Data about app and page elements
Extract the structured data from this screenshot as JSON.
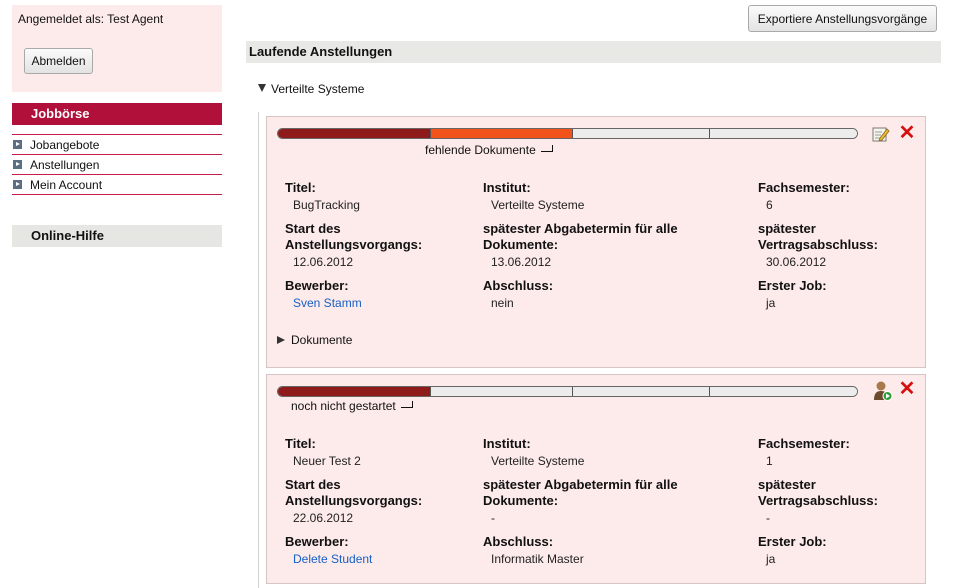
{
  "sidebar": {
    "logged_in_text": "Angemeldet als: Test Agent",
    "logout_label": "Abmelden",
    "jobboerse_title": "Jobbörse",
    "nav_items": [
      {
        "label": "Jobangebote"
      },
      {
        "label": "Anstellungen"
      },
      {
        "label": "Mein Account"
      }
    ],
    "help_title": "Online-Hilfe"
  },
  "main": {
    "export_label": "Exportiere Anstellungsvorgänge",
    "section_title": "Laufende Anstellungen",
    "group_label": "Verteilte Systeme",
    "field_labels": {
      "titel": "Titel:",
      "institut": "Institut:",
      "fachsemester": "Fachsemester:",
      "start_l1": "Start des",
      "start_l2": "Anstellungsvorgangs:",
      "abgabe_l1": "spätester Abgabetermin für alle",
      "abgabe_l2": "Dokumente:",
      "vertrag_l1": "spätester",
      "vertrag_l2": "Vertragsabschluss:",
      "bewerber": "Bewerber:",
      "abschluss": "Abschluss:",
      "erster_job": "Erster Job:"
    },
    "cards": [
      {
        "status": "fehlende Dokumente",
        "progress_completed_segments": 1,
        "progress_current_segment": 2,
        "progress_total_segments": 4,
        "titel": "BugTracking",
        "institut": "Verteilte Systeme",
        "fachsemester": "6",
        "start": "12.06.2012",
        "abgabe": "13.06.2012",
        "vertrag": "30.06.2012",
        "bewerber": "Sven Stamm",
        "abschluss": "nein",
        "erster_job": "ja",
        "documents_label": "Dokumente",
        "action_icons": [
          "edit-icon",
          "delete-icon"
        ]
      },
      {
        "status": "noch nicht gestartet",
        "progress_completed_segments": 1,
        "progress_current_segment": 0,
        "progress_total_segments": 4,
        "titel": "Neuer Test 2",
        "institut": "Verteilte Systeme",
        "fachsemester": "1",
        "start": "22.06.2012",
        "abgabe": "-",
        "vertrag": "-",
        "bewerber": "Delete Student",
        "abschluss": "Informatik Master",
        "erster_job": "ja",
        "action_icons": [
          "start-process-icon",
          "delete-icon"
        ]
      }
    ]
  },
  "colors": {
    "accent_red": "#b0103a",
    "progress_dark": "#8e1a1a",
    "progress_orange": "#f1531b",
    "card_bg": "#fdeaea",
    "link": "#1660c4"
  }
}
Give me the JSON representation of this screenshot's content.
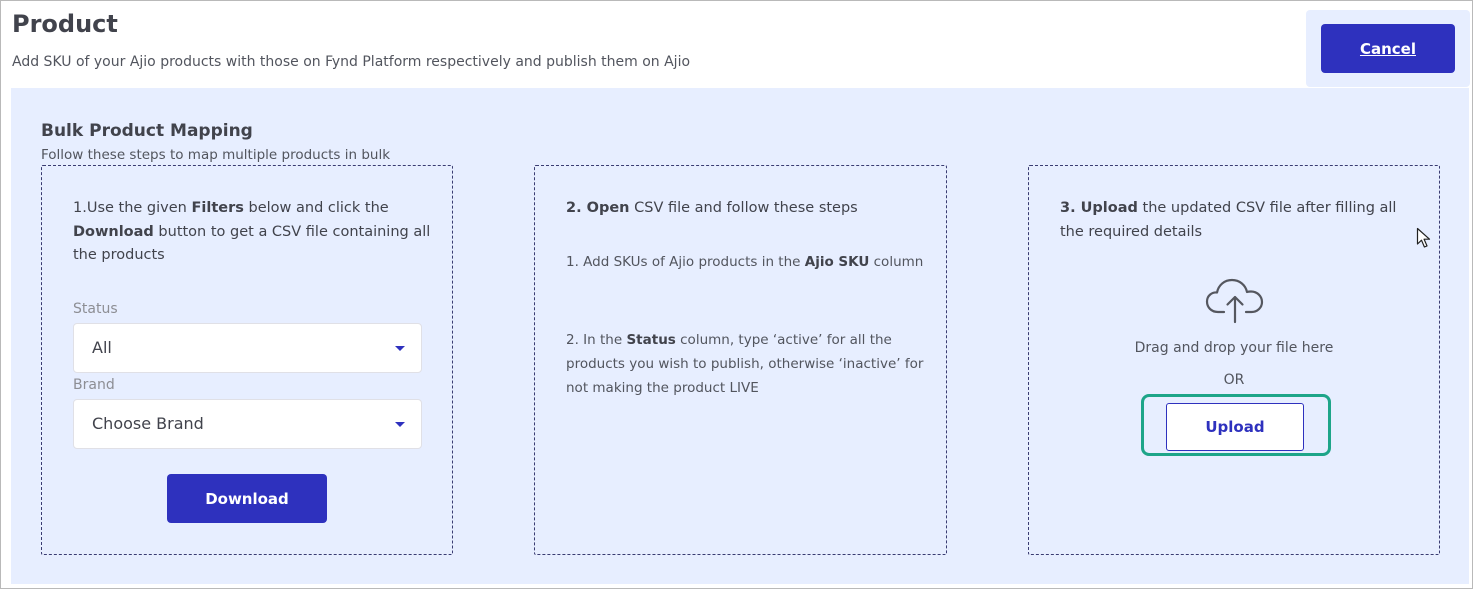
{
  "header": {
    "title": "Product",
    "subtitle": "Add SKU of your Ajio products with those on Fynd Platform respectively and publish them on Ajio",
    "cancel_label": "Cancel"
  },
  "section": {
    "title": "Bulk Product Mapping",
    "subtitle": "Follow these steps to map multiple products in bulk"
  },
  "step1": {
    "text_a": "1.Use the given ",
    "bold_a": "Filters",
    "text_b": " below and click the ",
    "bold_b": "Download",
    "text_c": " button to get a CSV file containing all the products",
    "status_label": "Status",
    "status_value": "All",
    "brand_label": "Brand",
    "brand_value": "Choose Brand",
    "download_label": "Download"
  },
  "step2": {
    "bold_a": "2. Open",
    "text_a": " CSV file and follow these steps",
    "note1_a": "1. Add SKUs of Ajio products in the ",
    "note1_bold": "Ajio SKU",
    "note1_b": " column",
    "note2_a": "2. In the ",
    "note2_bold": "Status",
    "note2_b": " column, type ‘active’ for all the products you wish to publish, otherwise ‘inactive’ for not making the product LIVE"
  },
  "step3": {
    "bold_a": "3. Upload",
    "text_a": " the updated CSV file after filling all the required details",
    "cloud_icon": "cloud-upload-icon",
    "drag_text": "Drag and drop your file here",
    "or_text": "OR",
    "upload_label": "Upload"
  },
  "colors": {
    "accent": "#2e31be",
    "panel_bg": "#e7eeff",
    "focus_ring": "#1ea589"
  }
}
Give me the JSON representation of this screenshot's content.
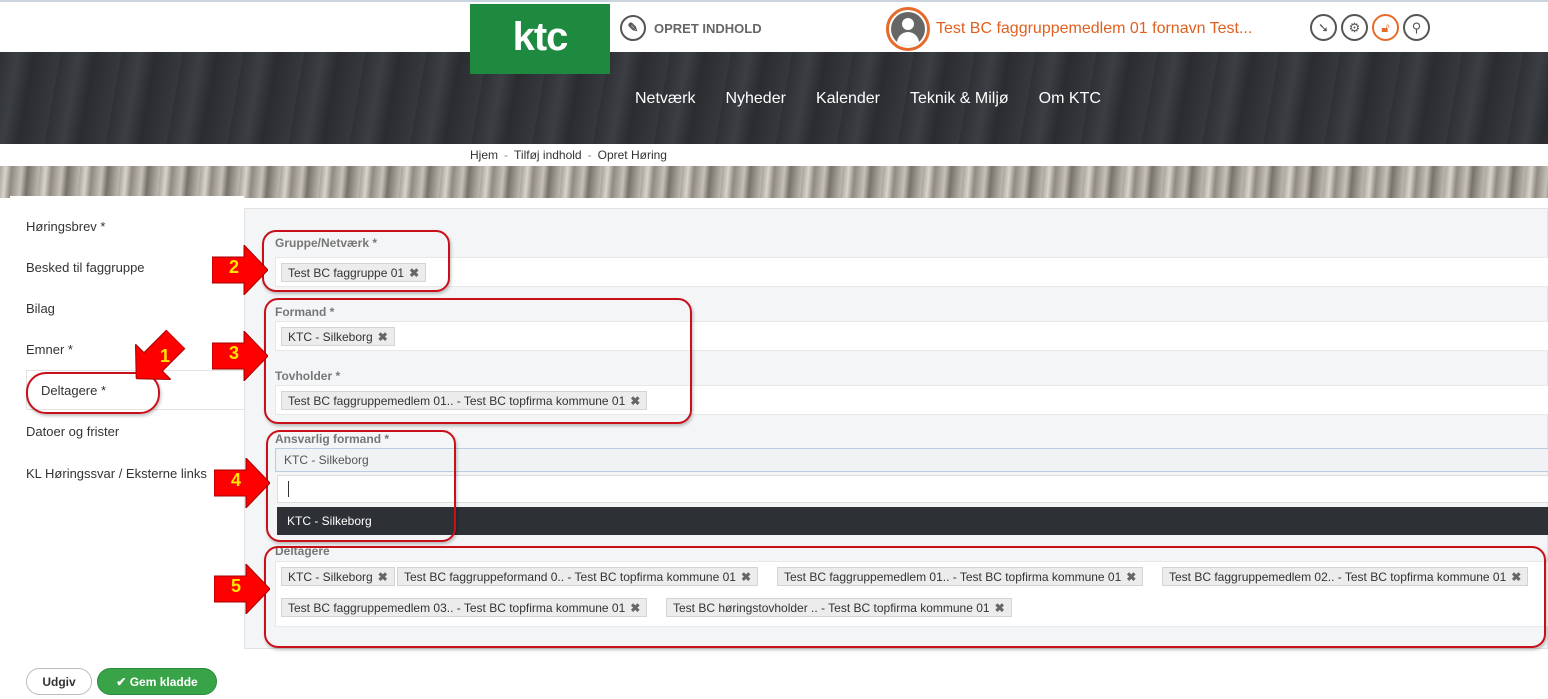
{
  "header": {
    "logo_text": "ktc",
    "create_label": "OPRET INDHOLD",
    "user_name": "Test BC faggruppemedlem 01 fornavn Test...",
    "icons": [
      "download-icon",
      "gear-icon",
      "lock-icon",
      "search-icon"
    ]
  },
  "nav": {
    "items": [
      "Netværk",
      "Nyheder",
      "Kalender",
      "Teknik & Miljø",
      "Om KTC"
    ]
  },
  "breadcrumb": {
    "items": [
      "Hjem",
      "Tilføj indhold",
      "Opret Høring"
    ],
    "separator": "-"
  },
  "sidebar": {
    "items": [
      {
        "label": "Høringsbrev *"
      },
      {
        "label": "Besked til faggruppe"
      },
      {
        "label": "Bilag"
      },
      {
        "label": "Emner *"
      },
      {
        "label": "Deltagere *"
      },
      {
        "label": "Datoer og frister"
      },
      {
        "label": "KL Høringssvar / Eksterne links"
      }
    ],
    "active_label": "Deltagere *"
  },
  "form": {
    "gruppe": {
      "label": "Gruppe/Netværk *",
      "tags": [
        "Test BC faggruppe 01"
      ]
    },
    "formand": {
      "label": "Formand *",
      "tags": [
        "KTC - Silkeborg"
      ]
    },
    "tovholder": {
      "label": "Tovholder *",
      "tags": [
        "Test BC faggruppemedlem 01.. - Test BC topfirma kommune 01"
      ]
    },
    "ansvarlig": {
      "label": "Ansvarlig formand *",
      "selected": "KTC - Silkeborg",
      "search_value": "",
      "options": [
        "KTC - Silkeborg"
      ]
    },
    "deltagere": {
      "label": "Deltagere",
      "tags": [
        "KTC - Silkeborg",
        "Test BC faggruppeformand 0.. - Test BC topfirma kommune 01",
        "Test BC faggruppemedlem 01.. - Test BC topfirma kommune 01",
        "Test BC faggruppemedlem 02.. - Test BC topfirma kommune 01",
        "Test BC faggruppemedlem 03.. - Test BC topfirma kommune 01",
        "Test BC høringstovholder .. - Test BC topfirma kommune 01"
      ]
    },
    "remove_glyph": "✖"
  },
  "buttons": {
    "publish": "Udgiv",
    "save_draft": "Gem kladde",
    "save_icon": "✔"
  },
  "annotations": [
    "1",
    "2",
    "3",
    "4",
    "5"
  ],
  "colors": {
    "brand_green": "#1e8a3f",
    "accent_orange": "#e66b2a",
    "annotation_red": "#c8101a",
    "annotation_arrow": "#ff0000",
    "annotation_number": "#ffe600"
  }
}
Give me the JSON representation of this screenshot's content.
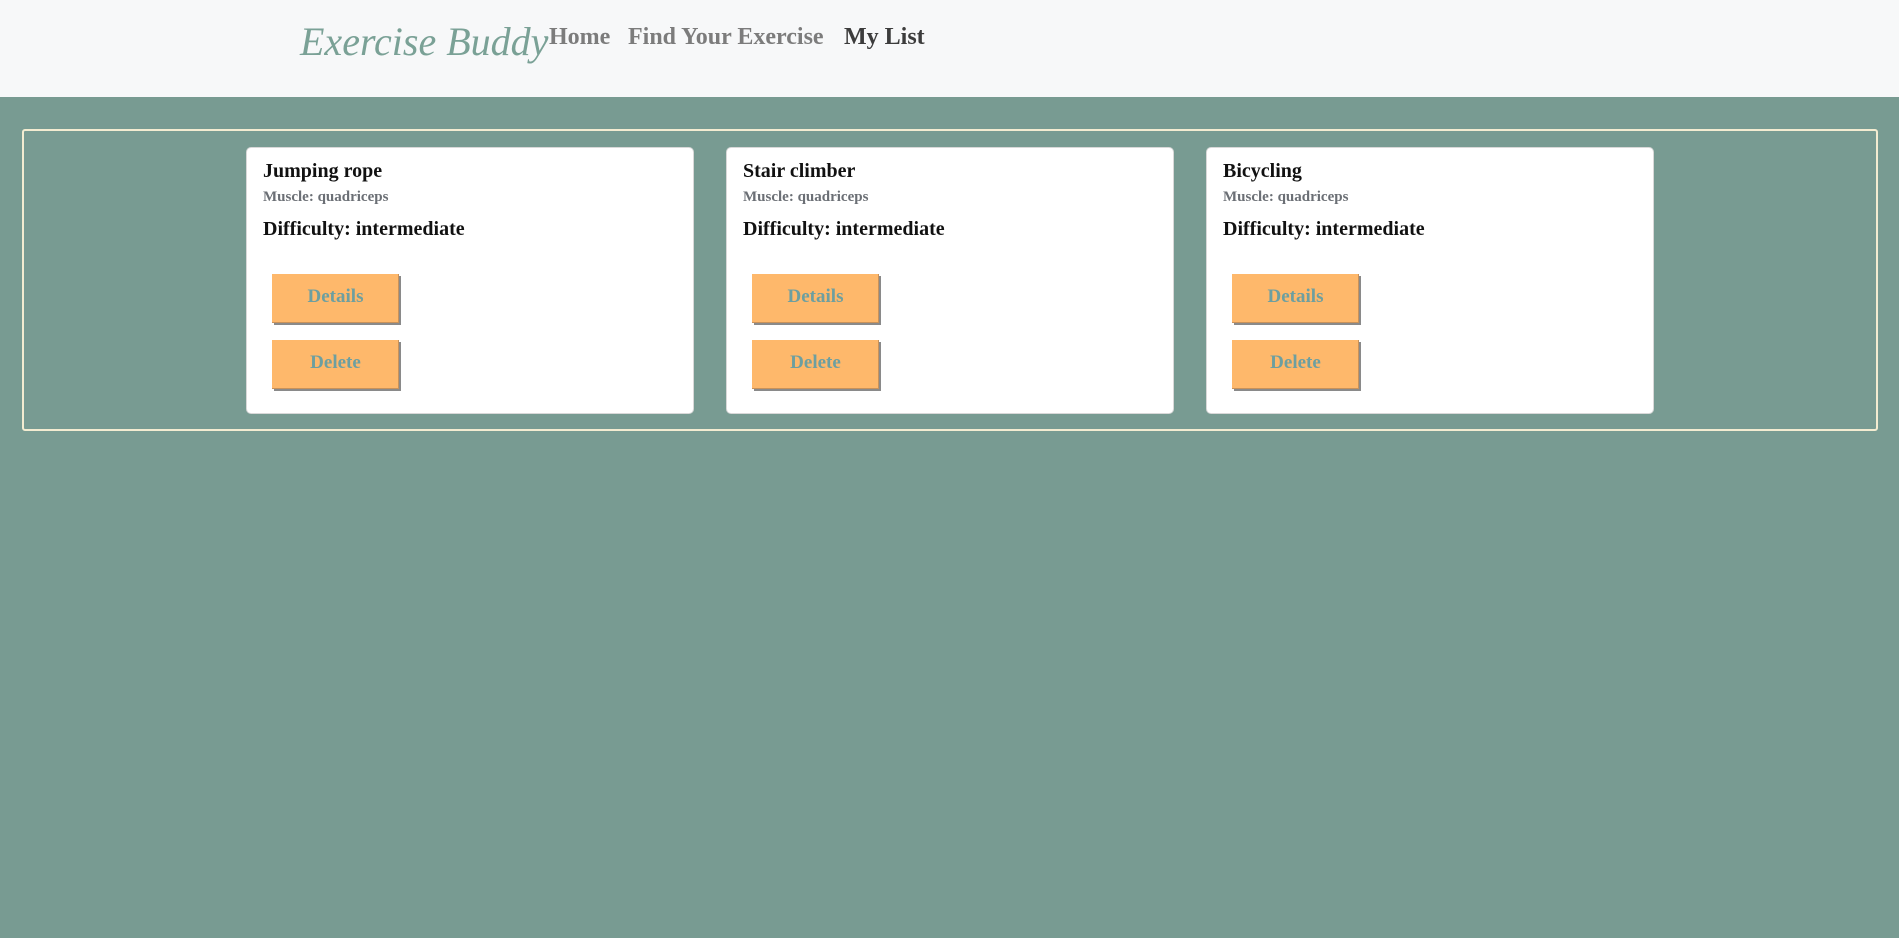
{
  "navbar": {
    "brand": "Exercise Buddy",
    "links": [
      {
        "label": "Home"
      },
      {
        "label": "Find Your Exercise"
      },
      {
        "label": "My List"
      }
    ]
  },
  "cards": [
    {
      "name": "Jumping rope",
      "muscle": "Muscle: quadriceps",
      "difficulty": "Difficulty:  intermediate",
      "details_label": "Details",
      "delete_label": "Delete"
    },
    {
      "name": "Stair climber",
      "muscle": "Muscle: quadriceps",
      "difficulty": "Difficulty:  intermediate",
      "details_label": "Details",
      "delete_label": "Delete"
    },
    {
      "name": "Bicycling",
      "muscle": "Muscle: quadriceps",
      "difficulty": "Difficulty:  intermediate",
      "details_label": "Details",
      "delete_label": "Delete"
    }
  ],
  "colors": {
    "background": "#789b92",
    "navbar": "#f7f8f9",
    "brand": "#7aa196",
    "button": "#feb86b",
    "button_text": "#6d9fa0",
    "container_border": "#f3ecd1"
  }
}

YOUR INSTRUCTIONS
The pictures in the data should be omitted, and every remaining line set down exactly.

EXPECTED ANSWER
Extract the structured data from this screenshot as JSON.
{
  "sidebar": {
    "logged_in_text": "Angemeldet als: Test Agent",
    "logout_label": "Abmelden",
    "jobboerse_title": "Jobbörse",
    "nav_items": [
      {
        "label": "Jobangebote"
      },
      {
        "label": "Anstellungen"
      },
      {
        "label": "Mein Account"
      }
    ],
    "help_title": "Online-Hilfe"
  },
  "main": {
    "export_label": "Exportiere Anstellungsvorgänge",
    "section_title": "Laufende Anstellungen",
    "group_label": "Verteilte Systeme",
    "field_labels": {
      "titel": "Titel:",
      "institut": "Institut:",
      "fachsemester": "Fachsemester:",
      "start_l1": "Start des",
      "start_l2": "Anstellungsvorgangs:",
      "abgabe_l1": "spätester Abgabetermin für alle",
      "abgabe_l2": "Dokumente:",
      "vertrag_l1": "spätester",
      "vertrag_l2": "Vertragsabschluss:",
      "bewerber": "Bewerber:",
      "abschluss": "Abschluss:",
      "erster_job": "Erster Job:"
    },
    "cards": [
      {
        "status": "fehlende Dokumente",
        "progress_completed_segments": 1,
        "progress_current_segment": 2,
        "progress_total_segments": 4,
        "titel": "BugTracking",
        "institut": "Verteilte Systeme",
        "fachsemester": "6",
        "start": "12.06.2012",
        "abgabe": "13.06.2012",
        "vertrag": "30.06.2012",
        "bewerber": "Sven Stamm",
        "abschluss": "nein",
        "erster_job": "ja",
        "documents_label": "Dokumente",
        "action_icons": [
          "edit-icon",
          "delete-icon"
        ]
      },
      {
        "status": "noch nicht gestartet",
        "progress_completed_segments": 1,
        "progress_current_segment": 0,
        "progress_total_segments": 4,
        "titel": "Neuer Test 2",
        "institut": "Verteilte Systeme",
        "fachsemester": "1",
        "start": "22.06.2012",
        "abgabe": "-",
        "vertrag": "-",
        "bewerber": "Delete Student",
        "abschluss": "Informatik Master",
        "erster_job": "ja",
        "action_icons": [
          "start-process-icon",
          "delete-icon"
        ]
      }
    ]
  },
  "colors": {
    "accent_red": "#b0103a",
    "progress_dark": "#8e1a1a",
    "progress_orange": "#f1531b",
    "card_bg": "#fdeaea",
    "link": "#1660c4"
  }
}
Give me the JSON representation of this screenshot's content.
{
  "header": {
    "title": "Product",
    "subtitle": "Add SKU of your Ajio products with those on Fynd Platform respectively and publish them on Ajio",
    "cancel_label": "Cancel"
  },
  "section": {
    "title": "Bulk Product Mapping",
    "subtitle": "Follow these steps to map multiple products in bulk"
  },
  "step1": {
    "text_a": "1.Use the given ",
    "bold_a": "Filters",
    "text_b": " below and click the ",
    "bold_b": "Download",
    "text_c": " button to get a CSV file containing all the products",
    "status_label": "Status",
    "status_value": "All",
    "brand_label": "Brand",
    "brand_value": "Choose Brand",
    "download_label": "Download"
  },
  "step2": {
    "bold_a": "2. Open",
    "text_a": " CSV file and follow these steps",
    "note1_a": "1. Add SKUs of Ajio products in the ",
    "note1_bold": "Ajio SKU",
    "note1_b": " column",
    "note2_a": "2. In the ",
    "note2_bold": "Status",
    "note2_b": " column, type ‘active’ for all the products you wish to publish, otherwise ‘inactive’ for not making the product LIVE"
  },
  "step3": {
    "bold_a": "3. Upload",
    "text_a": " the updated CSV file after filling all the required details",
    "cloud_icon": "cloud-upload-icon",
    "drag_text": "Drag and drop your file here",
    "or_text": "OR",
    "upload_label": "Upload"
  },
  "colors": {
    "accent": "#2e31be",
    "panel_bg": "#e7eeff",
    "focus_ring": "#1ea589"
  }
}
Give me the JSON representation of this screenshot's content.
{
  "header": {
    "logo_text": "ktc",
    "create_label": "OPRET INDHOLD",
    "user_name": "Test BC faggruppemedlem 01 fornavn Test...",
    "icons": [
      "download-icon",
      "gear-icon",
      "lock-icon",
      "search-icon"
    ]
  },
  "nav": {
    "items": [
      "Netværk",
      "Nyheder",
      "Kalender",
      "Teknik & Miljø",
      "Om KTC"
    ]
  },
  "breadcrumb": {
    "items": [
      "Hjem",
      "Tilføj indhold",
      "Opret Høring"
    ],
    "separator": "-"
  },
  "sidebar": {
    "items": [
      {
        "label": "Høringsbrev *"
      },
      {
        "label": "Besked til faggruppe"
      },
      {
        "label": "Bilag"
      },
      {
        "label": "Emner *"
      },
      {
        "label": "Deltagere *"
      },
      {
        "label": "Datoer og frister"
      },
      {
        "label": "KL Høringssvar / Eksterne links"
      }
    ],
    "active_label": "Deltagere *"
  },
  "form": {
    "gruppe": {
      "label": "Gruppe/Netværk *",
      "tags": [
        "Test BC faggruppe 01"
      ]
    },
    "formand": {
      "label": "Formand *",
      "tags": [
        "KTC - Silkeborg"
      ]
    },
    "tovholder": {
      "label": "Tovholder *",
      "tags": [
        "Test BC faggruppemedlem 01.. - Test BC topfirma kommune 01"
      ]
    },
    "ansvarlig": {
      "label": "Ansvarlig formand *",
      "selected": "KTC - Silkeborg",
      "search_value": "",
      "options": [
        "KTC - Silkeborg"
      ]
    },
    "deltagere": {
      "label": "Deltagere",
      "tags": [
        "KTC - Silkeborg",
        "Test BC faggruppeformand 0.. - Test BC topfirma kommune 01",
        "Test BC faggruppemedlem 01.. - Test BC topfirma kommune 01",
        "Test BC faggruppemedlem 02.. - Test BC topfirma kommune 01",
        "Test BC faggruppemedlem 03.. - Test BC topfirma kommune 01",
        "Test BC høringstovholder .. - Test BC topfirma kommune 01"
      ]
    },
    "remove_glyph": "✖"
  },
  "buttons": {
    "publish": "Udgiv",
    "save_draft": "Gem kladde",
    "save_icon": "✔"
  },
  "annotations": [
    "1",
    "2",
    "3",
    "4",
    "5"
  ],
  "colors": {
    "brand_green": "#1e8a3f",
    "accent_orange": "#e66b2a",
    "annotation_red": "#c8101a",
    "annotation_arrow": "#ff0000",
    "annotation_number": "#ffe600"
  }
}
Give me the JSON representation of this screenshot's content.
{
  "navbar": {
    "brand": "Exercise Buddy",
    "links": [
      {
        "label": "Home"
      },
      {
        "label": "Find Your Exercise"
      },
      {
        "label": "My List"
      }
    ]
  },
  "cards": [
    {
      "name": "Jumping rope",
      "muscle": "Muscle: quadriceps",
      "difficulty": "Difficulty:  intermediate",
      "details_label": "Details",
      "delete_label": "Delete"
    },
    {
      "name": "Stair climber",
      "muscle": "Muscle: quadriceps",
      "difficulty": "Difficulty:  intermediate",
      "details_label": "Details",
      "delete_label": "Delete"
    },
    {
      "name": "Bicycling",
      "muscle": "Muscle: quadriceps",
      "difficulty": "Difficulty:  intermediate",
      "details_label": "Details",
      "delete_label": "Delete"
    }
  ],
  "colors": {
    "background": "#789b92",
    "navbar": "#f7f8f9",
    "brand": "#7aa196",
    "button": "#feb86b",
    "button_text": "#6d9fa0",
    "container_border": "#f3ecd1"
  }
}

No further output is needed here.